THE RECORDS:
━━━━━━━━━━━━━━━━

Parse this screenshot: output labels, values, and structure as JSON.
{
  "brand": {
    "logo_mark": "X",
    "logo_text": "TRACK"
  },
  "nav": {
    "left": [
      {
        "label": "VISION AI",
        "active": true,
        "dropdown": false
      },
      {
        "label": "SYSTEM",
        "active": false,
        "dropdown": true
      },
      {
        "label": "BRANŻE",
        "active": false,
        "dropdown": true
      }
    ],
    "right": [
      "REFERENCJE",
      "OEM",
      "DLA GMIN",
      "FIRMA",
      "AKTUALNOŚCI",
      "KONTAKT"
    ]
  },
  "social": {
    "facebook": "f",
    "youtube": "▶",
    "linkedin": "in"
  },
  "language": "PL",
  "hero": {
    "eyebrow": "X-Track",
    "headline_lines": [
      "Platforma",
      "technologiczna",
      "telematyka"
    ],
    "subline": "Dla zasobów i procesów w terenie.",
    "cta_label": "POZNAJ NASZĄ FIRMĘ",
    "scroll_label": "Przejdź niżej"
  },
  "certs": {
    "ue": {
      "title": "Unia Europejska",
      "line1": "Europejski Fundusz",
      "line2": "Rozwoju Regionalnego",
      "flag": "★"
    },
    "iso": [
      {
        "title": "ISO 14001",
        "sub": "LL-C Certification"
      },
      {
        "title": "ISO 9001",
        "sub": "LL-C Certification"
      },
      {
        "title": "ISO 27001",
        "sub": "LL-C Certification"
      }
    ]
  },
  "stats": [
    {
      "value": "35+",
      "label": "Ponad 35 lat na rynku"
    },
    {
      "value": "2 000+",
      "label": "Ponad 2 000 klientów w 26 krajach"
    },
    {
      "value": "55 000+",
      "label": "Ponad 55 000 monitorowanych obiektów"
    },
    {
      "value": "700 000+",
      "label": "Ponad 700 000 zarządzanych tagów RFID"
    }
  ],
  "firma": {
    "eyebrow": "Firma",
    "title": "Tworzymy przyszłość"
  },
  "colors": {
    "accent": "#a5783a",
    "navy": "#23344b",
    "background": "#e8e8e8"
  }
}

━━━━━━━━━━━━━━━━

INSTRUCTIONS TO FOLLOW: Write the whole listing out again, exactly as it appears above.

FINAL ANSWER:
Parse this screenshot: output labels, values, and structure as JSON.
{
  "brand": {
    "logo_mark": "X",
    "logo_text": "TRACK"
  },
  "nav": {
    "left": [
      {
        "label": "VISION AI",
        "active": true,
        "dropdown": false
      },
      {
        "label": "SYSTEM",
        "active": false,
        "dropdown": true
      },
      {
        "label": "BRANŻE",
        "active": false,
        "dropdown": true
      }
    ],
    "right": [
      "REFERENCJE",
      "OEM",
      "DLA GMIN",
      "FIRMA",
      "AKTUALNOŚCI",
      "KONTAKT"
    ]
  },
  "social": {
    "facebook": "f",
    "youtube": "▶",
    "linkedin": "in"
  },
  "language": "PL",
  "hero": {
    "eyebrow": "X-Track",
    "headline_lines": [
      "Platforma",
      "technologiczna",
      "telematyka"
    ],
    "subline": "Dla zasobów i procesów w terenie.",
    "cta_label": "POZNAJ NASZĄ FIRMĘ",
    "scroll_label": "Przejdź niżej"
  },
  "certs": {
    "ue": {
      "title": "Unia Europejska",
      "line1": "Europejski Fundusz",
      "line2": "Rozwoju Regionalnego",
      "flag": "★"
    },
    "iso": [
      {
        "title": "ISO 14001",
        "sub": "LL-C Certification"
      },
      {
        "title": "ISO 9001",
        "sub": "LL-C Certification"
      },
      {
        "title": "ISO 27001",
        "sub": "LL-C Certification"
      }
    ]
  },
  "stats": [
    {
      "value": "35+",
      "label": "Ponad 35 lat na rynku"
    },
    {
      "value": "2 000+",
      "label": "Ponad 2 000 klientów w 26 krajach"
    },
    {
      "value": "55 000+",
      "label": "Ponad 55 000 monitorowanych obiektów"
    },
    {
      "value": "700 000+",
      "label": "Ponad 700 000 zarządzanych tagów RFID"
    }
  ],
  "firma": {
    "eyebrow": "Firma",
    "title": "Tworzymy przyszłość"
  },
  "colors": {
    "accent": "#a5783a",
    "navy": "#23344b",
    "background": "#e8e8e8"
  }
}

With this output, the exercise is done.